## Work order
Reproduce all of the data exactly. Images are not to appear in the reply.

+++++

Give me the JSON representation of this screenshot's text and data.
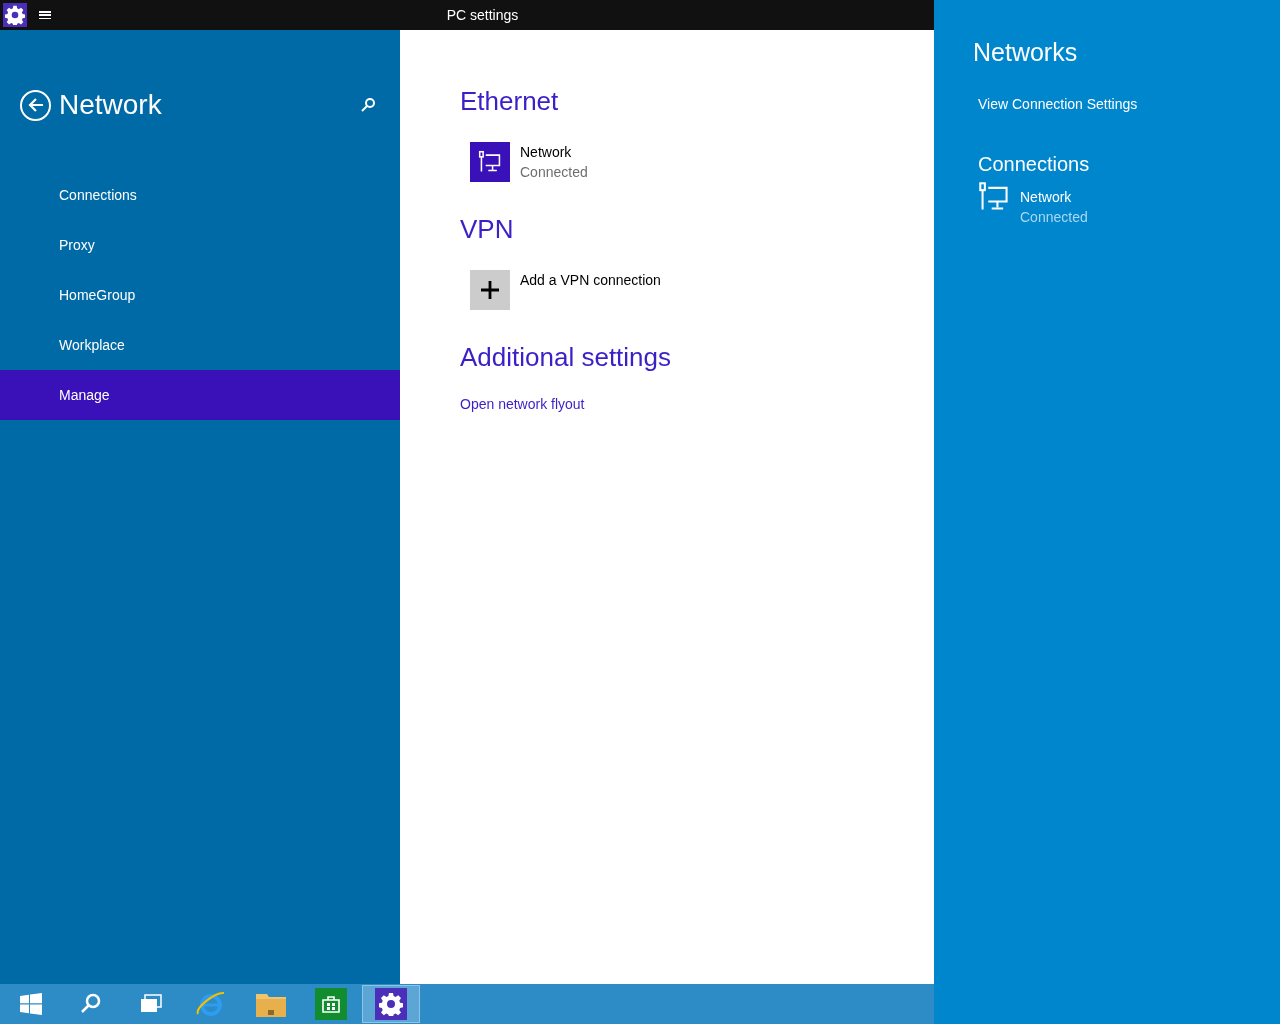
{
  "window": {
    "title": "PC settings"
  },
  "sidebar": {
    "title": "Network",
    "items": [
      {
        "label": "Connections",
        "selected": false
      },
      {
        "label": "Proxy",
        "selected": false
      },
      {
        "label": "HomeGroup",
        "selected": false
      },
      {
        "label": "Workplace",
        "selected": false
      },
      {
        "label": "Manage",
        "selected": true
      }
    ]
  },
  "content": {
    "sections": [
      {
        "heading": "Ethernet",
        "kind": "connection",
        "name": "Network",
        "status": "Connected"
      },
      {
        "heading": "VPN",
        "kind": "add",
        "name": "Add a VPN connection"
      },
      {
        "heading": "Additional settings",
        "kind": "link",
        "name": "Open network flyout"
      }
    ]
  },
  "flyout": {
    "title": "Networks",
    "link": "View Connection Settings",
    "connections_heading": "Connections",
    "connections": [
      {
        "name": "Network",
        "status": "Connected"
      }
    ]
  },
  "taskbar": [
    {
      "kind": "start",
      "selected": false
    },
    {
      "kind": "search",
      "selected": false
    },
    {
      "kind": "taskview",
      "selected": false
    },
    {
      "kind": "browser",
      "selected": false
    },
    {
      "kind": "folder",
      "selected": false
    },
    {
      "kind": "store",
      "selected": false
    },
    {
      "kind": "settings",
      "selected": true
    }
  ]
}
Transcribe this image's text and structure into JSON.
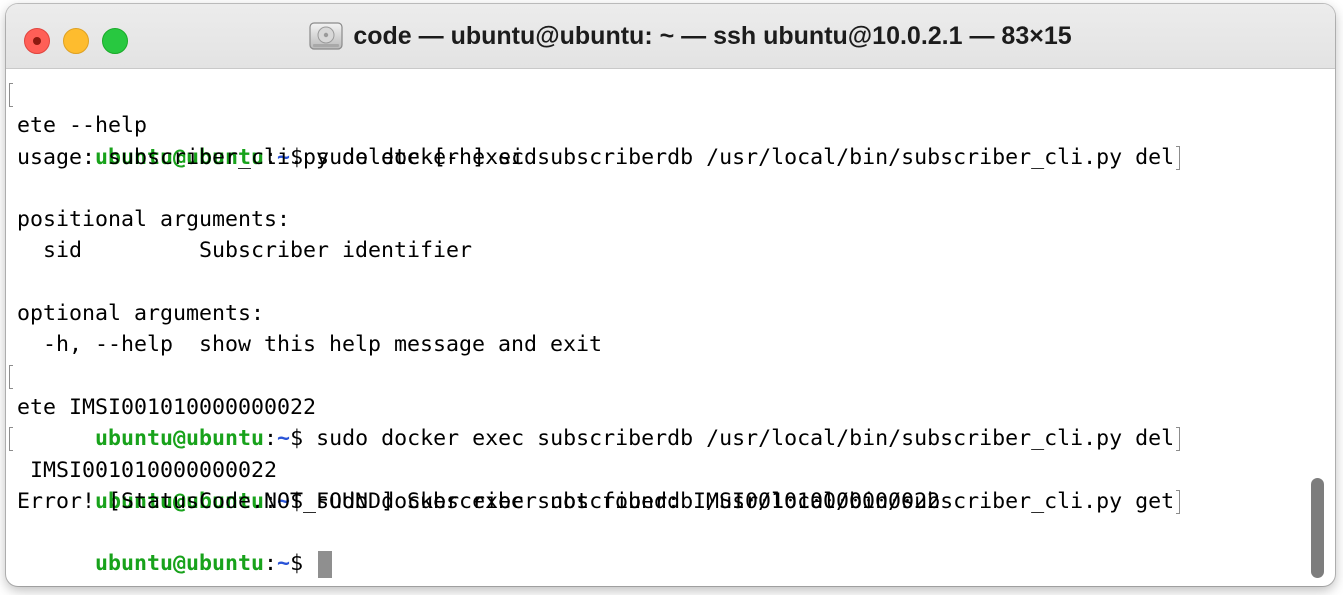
{
  "window": {
    "title": "code — ubuntu@ubuntu: ~ — ssh ubuntu@10.0.2.1 — 83×15",
    "icon": "disk-icon"
  },
  "prompt": {
    "user": "ubuntu@ubuntu",
    "colon": ":",
    "path": "~",
    "symbol": "$"
  },
  "terminal": {
    "line1_cmd": " sudo docker exec subscriberdb /usr/local/bin/subscriber_cli.py del",
    "line2": "ete --help",
    "line3": "usage: subscriber_cli.py delete [-h] sid",
    "line4": "",
    "line5": "positional arguments:",
    "line6": "  sid         Subscriber identifier",
    "line7": "",
    "line8": "optional arguments:",
    "line9": "  -h, --help  show this help message and exit",
    "line10_cmd": " sudo docker exec subscriberdb /usr/local/bin/subscriber_cli.py del",
    "line11": "ete IMSI001010000000022",
    "line12_cmd": " sudo docker exec subscriberdb /usr/local/bin/subscriber_cli.py get",
    "line13": " IMSI001010000000022",
    "line14": "Error! [StatusCode.NOT_FOUND] Subscriber not found: IMSI001010000000022",
    "line15_cmd": " "
  },
  "colors": {
    "user": "#18a21b",
    "path": "#2a54d8",
    "close": "#ff5f57",
    "minimize": "#febc2e",
    "zoom": "#28c840"
  }
}
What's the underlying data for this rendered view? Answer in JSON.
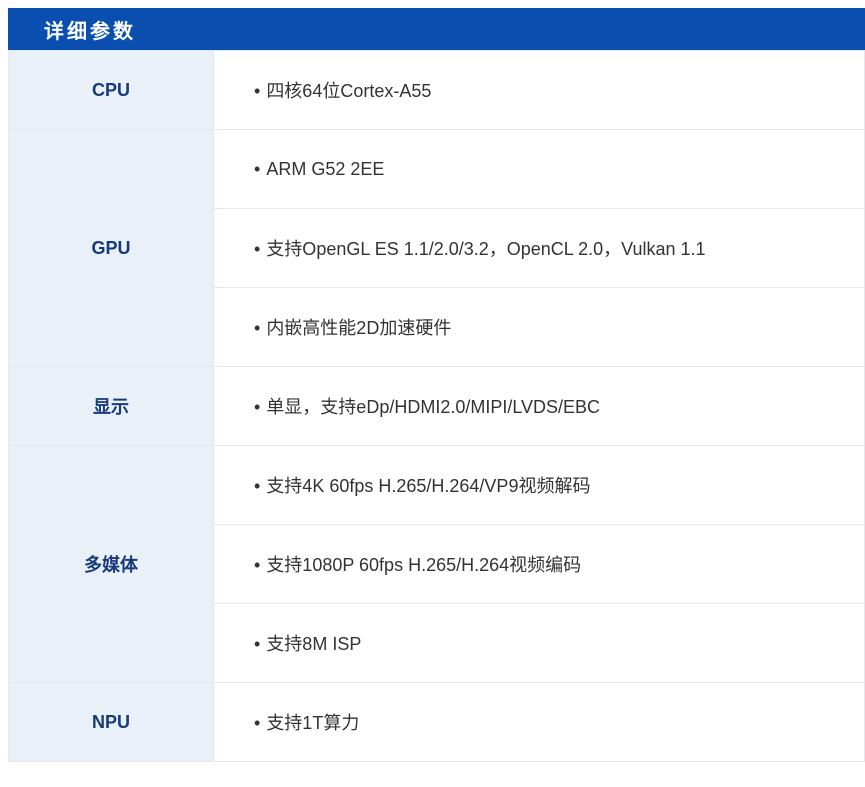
{
  "header": {
    "title": "详细参数"
  },
  "bullet": "•",
  "specs": [
    {
      "label": "CPU",
      "values": [
        "四核64位Cortex-A55"
      ]
    },
    {
      "label": "GPU",
      "values": [
        "ARM G52 2EE",
        "支持OpenGL ES 1.1/2.0/3.2，OpenCL 2.0，Vulkan 1.1",
        "内嵌高性能2D加速硬件"
      ]
    },
    {
      "label": "显示",
      "values": [
        "单显，支持eDp/HDMI2.0/MIPI/LVDS/EBC"
      ]
    },
    {
      "label": "多媒体",
      "values": [
        "支持4K 60fps H.265/H.264/VP9视频解码",
        "支持1080P 60fps H.265/H.264视频编码",
        "支持8M ISP"
      ]
    },
    {
      "label": "NPU",
      "values": [
        "支持1T算力"
      ]
    }
  ],
  "colors": {
    "header_bg": "#0a4fb0",
    "label_bg": "#eaf0f8",
    "label_text": "#173a7a",
    "value_text": "#333333"
  }
}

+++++

## Response box
Give me the JSON representation of this screenshot's text and data.
{
  "window": {
    "title": "PC settings"
  },
  "sidebar": {
    "title": "Network",
    "items": [
      {
        "label": "Connections",
        "selected": false
      },
      {
        "label": "Proxy",
        "selected": false
      },
      {
        "label": "HomeGroup",
        "selected": false
      },
      {
        "label": "Workplace",
        "selected": false
      },
      {
        "label": "Manage",
        "selected": true
      }
    ]
  },
  "content": {
    "sections": [
      {
        "heading": "Ethernet",
        "kind": "connection",
        "name": "Network",
        "status": "Connected"
      },
      {
        "heading": "VPN",
        "kind": "add",
        "name": "Add a VPN connection"
      },
      {
        "heading": "Additional settings",
        "kind": "link",
        "name": "Open network flyout"
      }
    ]
  },
  "flyout": {
    "title": "Networks",
    "link": "View Connection Settings",
    "connections_heading": "Connections",
    "connections": [
      {
        "name": "Network",
        "status": "Connected"
      }
    ]
  },
  "taskbar": [
    {
      "kind": "start",
      "selected": false
    },
    {
      "kind": "search",
      "selected": false
    },
    {
      "kind": "taskview",
      "selected": false
    },
    {
      "kind": "browser",
      "selected": false
    },
    {
      "kind": "folder",
      "selected": false
    },
    {
      "kind": "store",
      "selected": false
    },
    {
      "kind": "settings",
      "selected": true
    }
  ]
}
Transcribe this image's text and structure into JSON.
{
  "window": {
    "title": "code — ubuntu@ubuntu: ~ — ssh ubuntu@10.0.2.1 — 83×15",
    "icon": "disk-icon"
  },
  "prompt": {
    "user": "ubuntu@ubuntu",
    "colon": ":",
    "path": "~",
    "symbol": "$"
  },
  "terminal": {
    "line1_cmd": " sudo docker exec subscriberdb /usr/local/bin/subscriber_cli.py del",
    "line2": "ete --help",
    "line3": "usage: subscriber_cli.py delete [-h] sid",
    "line4": "",
    "line5": "positional arguments:",
    "line6": "  sid         Subscriber identifier",
    "line7": "",
    "line8": "optional arguments:",
    "line9": "  -h, --help  show this help message and exit",
    "line10_cmd": " sudo docker exec subscriberdb /usr/local/bin/subscriber_cli.py del",
    "line11": "ete IMSI001010000000022",
    "line12_cmd": " sudo docker exec subscriberdb /usr/local/bin/subscriber_cli.py get",
    "line13": " IMSI001010000000022",
    "line14": "Error! [StatusCode.NOT_FOUND] Subscriber not found: IMSI001010000000022",
    "line15_cmd": " "
  },
  "colors": {
    "user": "#18a21b",
    "path": "#2a54d8",
    "close": "#ff5f57",
    "minimize": "#febc2e",
    "zoom": "#28c840"
  }
}
What's the underlying data for this rendered view? Answer in JSON.
{
  "header": {
    "title": "详细参数"
  },
  "bullet": "•",
  "specs": [
    {
      "label": "CPU",
      "values": [
        "四核64位Cortex-A55"
      ]
    },
    {
      "label": "GPU",
      "values": [
        "ARM G52 2EE",
        "支持OpenGL ES 1.1/2.0/3.2，OpenCL 2.0，Vulkan 1.1",
        "内嵌高性能2D加速硬件"
      ]
    },
    {
      "label": "显示",
      "values": [
        "单显，支持eDp/HDMI2.0/MIPI/LVDS/EBC"
      ]
    },
    {
      "label": "多媒体",
      "values": [
        "支持4K 60fps H.265/H.264/VP9视频解码",
        "支持1080P 60fps H.265/H.264视频编码",
        "支持8M ISP"
      ]
    },
    {
      "label": "NPU",
      "values": [
        "支持1T算力"
      ]
    }
  ],
  "colors": {
    "header_bg": "#0a4fb0",
    "label_bg": "#eaf0f8",
    "label_text": "#173a7a",
    "value_text": "#333333"
  }
}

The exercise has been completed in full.